Certainty of Payments

A bond investor who requires a period of payment certainty will favor a call schedule that is deferred, because cash flows will continue until at least the deferral date. It may be that the investor has earmarked the cash flow from a bond for a certain purpose that extends to the deferral date but not necessarily to the maturity date. A bond with a suitable deferred call provision is an excellent fit for such an investor.

Financial Planning Offers Stability

A bond issuer usually seeks stability and certainty when it takes on financial obligations. By creating a period in which a call cannot be executed, the issuer knows it must be able to fund the bond payments for a certain amount of time. It thus is obliged to make suitable financial arrangements that ensure the payment of bond principal and interest until the deferral date. Once the deferral date arrives, the issuer can choose whether or not to execute its call option, giving it added flexibility it may require to maintain its financial stability.

Lack of Short-Term Flexibility

Some bond issuers operate in volatile markets or sectors and may feel disadvantaged by lacking the ability to retire a bond issue before the deferral date. In effect, the issuer is locked into several years of bond payments even if circumstances radically change. This disadvantage is somewhat mitigated if the issuer can afford to buy back the bonds in the secondary market before the deferral date at then-current market prices. If market prices are above the call price, this strategy will require more money, another disadvantage.

Reduced Income for Investors
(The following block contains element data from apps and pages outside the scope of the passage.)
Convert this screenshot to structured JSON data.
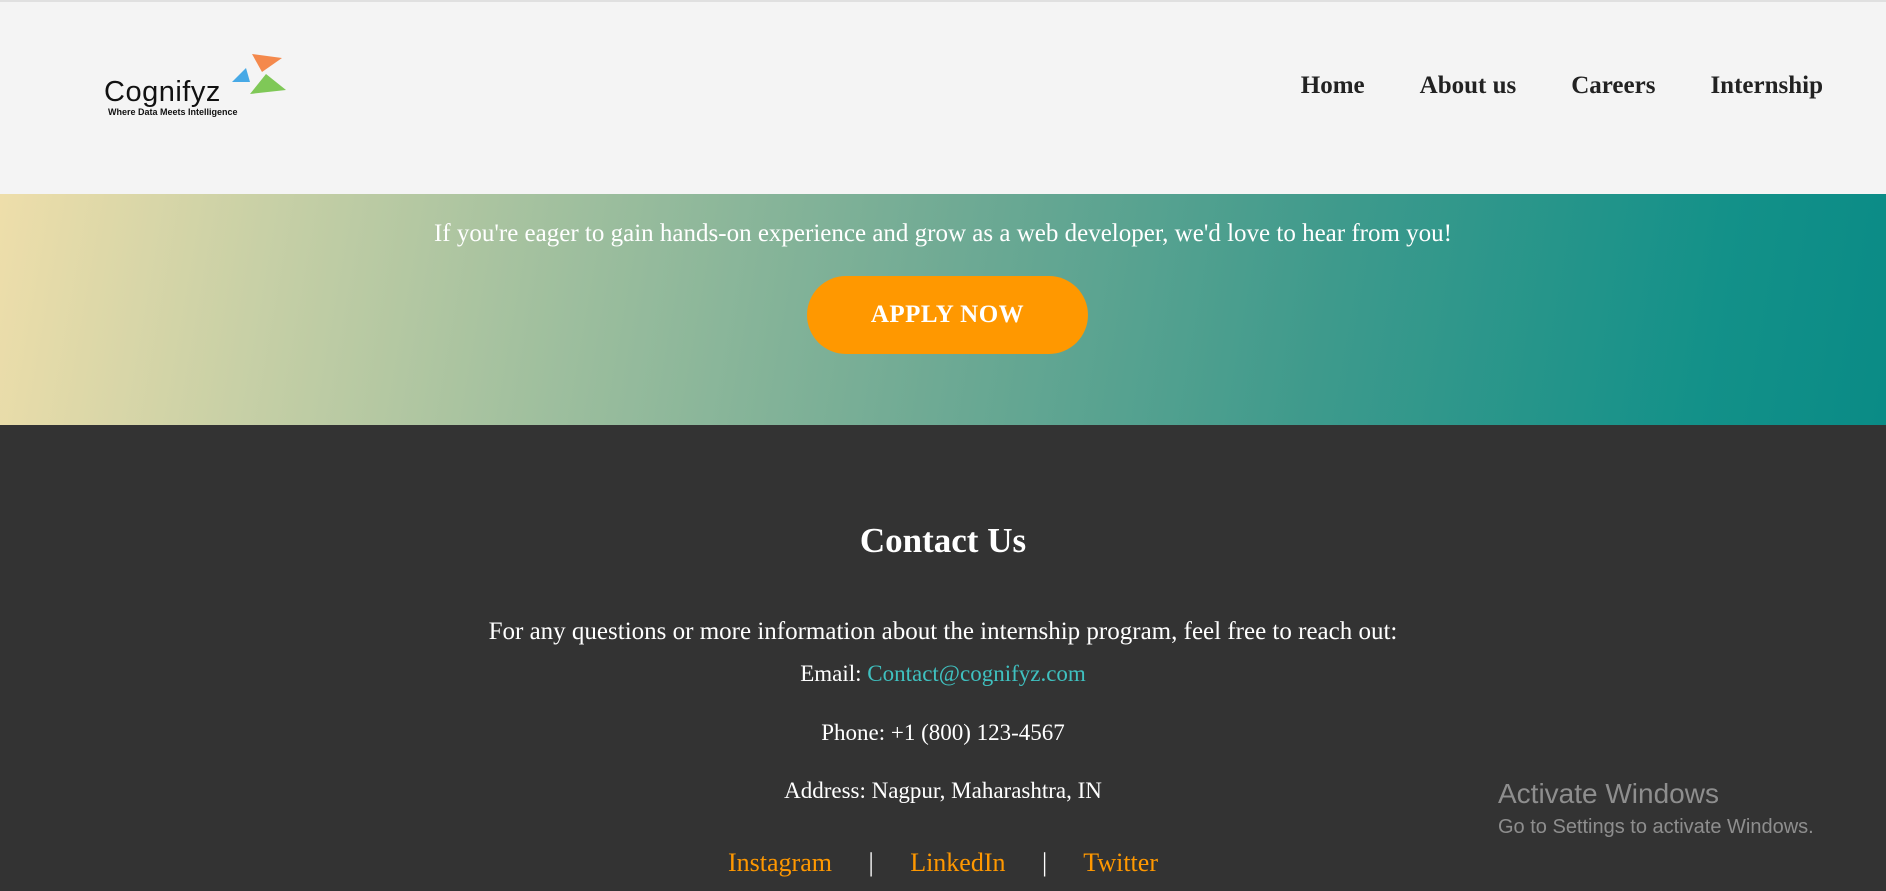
{
  "header": {
    "logo": {
      "wordmark": "Cognifyz",
      "tagline": "Where Data Meets Intelligence"
    },
    "nav": [
      {
        "label": "Home"
      },
      {
        "label": "About us"
      },
      {
        "label": "Careers"
      },
      {
        "label": "Internship"
      }
    ]
  },
  "hero": {
    "text": "If you're eager to gain hands-on experience and grow as a web developer, we'd love to hear from you!",
    "apply_label": "APPLY NOW"
  },
  "contact": {
    "heading": "Contact Us",
    "intro": "For any questions or more information about the internship program, feel free to reach out:",
    "email_label": "Email:",
    "email": "Contact@cognifyz.com",
    "phone": "Phone: +1 (800) 123-4567",
    "address": "Address: Nagpur, Maharashtra, IN",
    "social": [
      {
        "label": "Instagram"
      },
      {
        "label": "LinkedIn"
      },
      {
        "label": "Twitter"
      }
    ],
    "separator": "|"
  },
  "watermark": {
    "title": "Activate Windows",
    "subtitle": "Go to Settings to activate Windows."
  },
  "colors": {
    "accent_orange": "#ff9800",
    "footer_bg": "#333333",
    "link_teal": "#3fc1c0",
    "header_bg": "#f4f4f4"
  }
}
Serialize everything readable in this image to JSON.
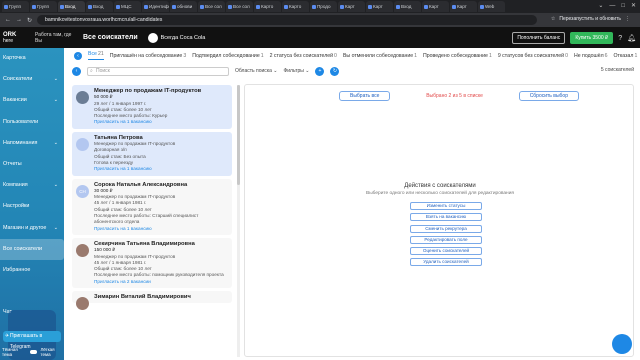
{
  "browser": {
    "tabs": [
      "Групп",
      "Групп",
      "Вход",
      "Вход",
      "МЦС",
      "Идентифи",
      "обнови",
      "Все сол",
      "Все сол",
      "Карто",
      "Карто",
      "Продо",
      "Карт",
      "Карт",
      "Вход",
      "Карт",
      "Карт",
      "Web"
    ],
    "url": "bamnikovitestonvosraua.worlhcmcru/all-candidates",
    "extension_text": "Перезапустить и обновить"
  },
  "appbar": {
    "logo": "ORK",
    "logo_sub": "here",
    "work_status": "Работа там, где Вы",
    "page_title": "Все соискатели",
    "company": "Всегда Coca Cola",
    "replenish": "Пополнить баланс",
    "buy": "Купить 3500 ₽"
  },
  "sidebar": {
    "items": [
      {
        "label": "Карточка",
        "chevron": ""
      },
      {
        "label": "Соискатели",
        "chevron": "⌄"
      },
      {
        "label": "Вакансии",
        "chevron": "⌄"
      },
      {
        "label": "Пользователи",
        "chevron": ""
      },
      {
        "label": "Напоминания",
        "chevron": "⌄"
      },
      {
        "label": "Отчеты",
        "chevron": ""
      },
      {
        "label": "Компания",
        "chevron": "⌄"
      },
      {
        "label": "Настройки",
        "chevron": ""
      },
      {
        "label": "Магазин и другое",
        "chevron": "⌄"
      },
      {
        "label": "Все соискатели",
        "chevron": ""
      },
      {
        "label": "Избранное",
        "chevron": ""
      },
      {
        "label": "",
        "chevron": ""
      },
      {
        "label": "Чат",
        "chevron": ""
      }
    ],
    "telegram": "Приглашать в Telegram",
    "toggle_left": "Тёмная тема",
    "toggle_right": "Лёгкая тема"
  },
  "stages": [
    {
      "label": "Все",
      "count": "21"
    },
    {
      "label": "Приглашён на собеседование",
      "count": "3"
    },
    {
      "label": "Подтвердил собеседование",
      "count": "1"
    },
    {
      "label": "2 статуса без соискателей",
      "count": "0"
    },
    {
      "label": "Вы отменили собеседование",
      "count": "1"
    },
    {
      "label": "Проведено собеседование",
      "count": "1"
    },
    {
      "label": "9 статусов без соискателей",
      "count": "0"
    },
    {
      "label": "Не подошёл",
      "count": "6"
    },
    {
      "label": "Отказал",
      "count": "1"
    }
  ],
  "filters": {
    "search_placeholder": "Поиск",
    "search_area": "Область поиска ⌄",
    "filters": "Фильтры ⌄",
    "count": "5 соискателей"
  },
  "candidates": [
    {
      "initials": "",
      "name": "Менеджер по продажам IT-продуктов",
      "salary": "50 000 ₽",
      "vacancy": "",
      "l1": "29 лет / 1 января 1997 г.",
      "l2": "Общий стаж: более 10 лет",
      "l3": "Последнее место работы: Курьер",
      "l4": "",
      "link": "Пригласить на 1 вакансию"
    },
    {
      "initials": "",
      "name": "Татьяна Петрова",
      "salary": "",
      "vacancy": "Менеджер по продажам IT-продуктов",
      "l1": "Договорная з/п",
      "l2": "Общий стаж: Без опыта",
      "l3": "Готова к переезду",
      "l4": "",
      "link": "Пригласить на 1 вакансию"
    },
    {
      "initials": "СН",
      "name": "Сорока Наталья Александровна",
      "salary": "30 000 ₽",
      "vacancy": "Менеджер по продажам IT-продуктов",
      "l1": "45 лет / 1 января 1981 г.",
      "l2": "Общий стаж: более 10 лет",
      "l3": "Последнее место работы: Старший специалист абонентского отдела",
      "l4": "",
      "link": "Пригласить на 1 вакансию"
    },
    {
      "initials": "",
      "name": "Секирчина Татьяна Владимировна",
      "salary": "150 000 ₽",
      "vacancy": "Менеджер по продажам IT-продуктов",
      "l1": "45 лет / 1 января 1981 г.",
      "l2": "Общий стаж: более 10 лет",
      "l3": "Последнее место работы: помощник руководителя проекта",
      "l4": "",
      "link": "Пригласить на 2 вакансии"
    },
    {
      "initials": "",
      "name": "Зимарин Виталий Владимирович",
      "salary": "",
      "vacancy": "",
      "l1": "",
      "l2": "",
      "l3": "",
      "l4": "",
      "link": ""
    }
  ],
  "selection": {
    "select_all": "Выбрать все",
    "selected": "Выбрано 2 из 5 в списке",
    "reset": "Сбросить выбор"
  },
  "actions": {
    "title": "Действия с соискателями",
    "subtitle": "Выберите одного или несколько соискателей для редактирования",
    "buttons": [
      "Изменить статусы",
      "Взять на вакансию",
      "Сменить рекрутера",
      "Редактировать поле",
      "Оценить соискателей",
      "Удалить соискателей"
    ]
  }
}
A call option on a bond is a valuable thing for the issuer, which the issuer must pay for by offering a higher bond yield relative to the yield on a non-callable bond. This is good for investors who don’t mind having their bonds called in return for higher yield, but bad for the issuer who must pay more interest. A deferred call provision lowers the value of the call option, thereby reducing the extra yield that would be collected by investors if the deferral was omitted.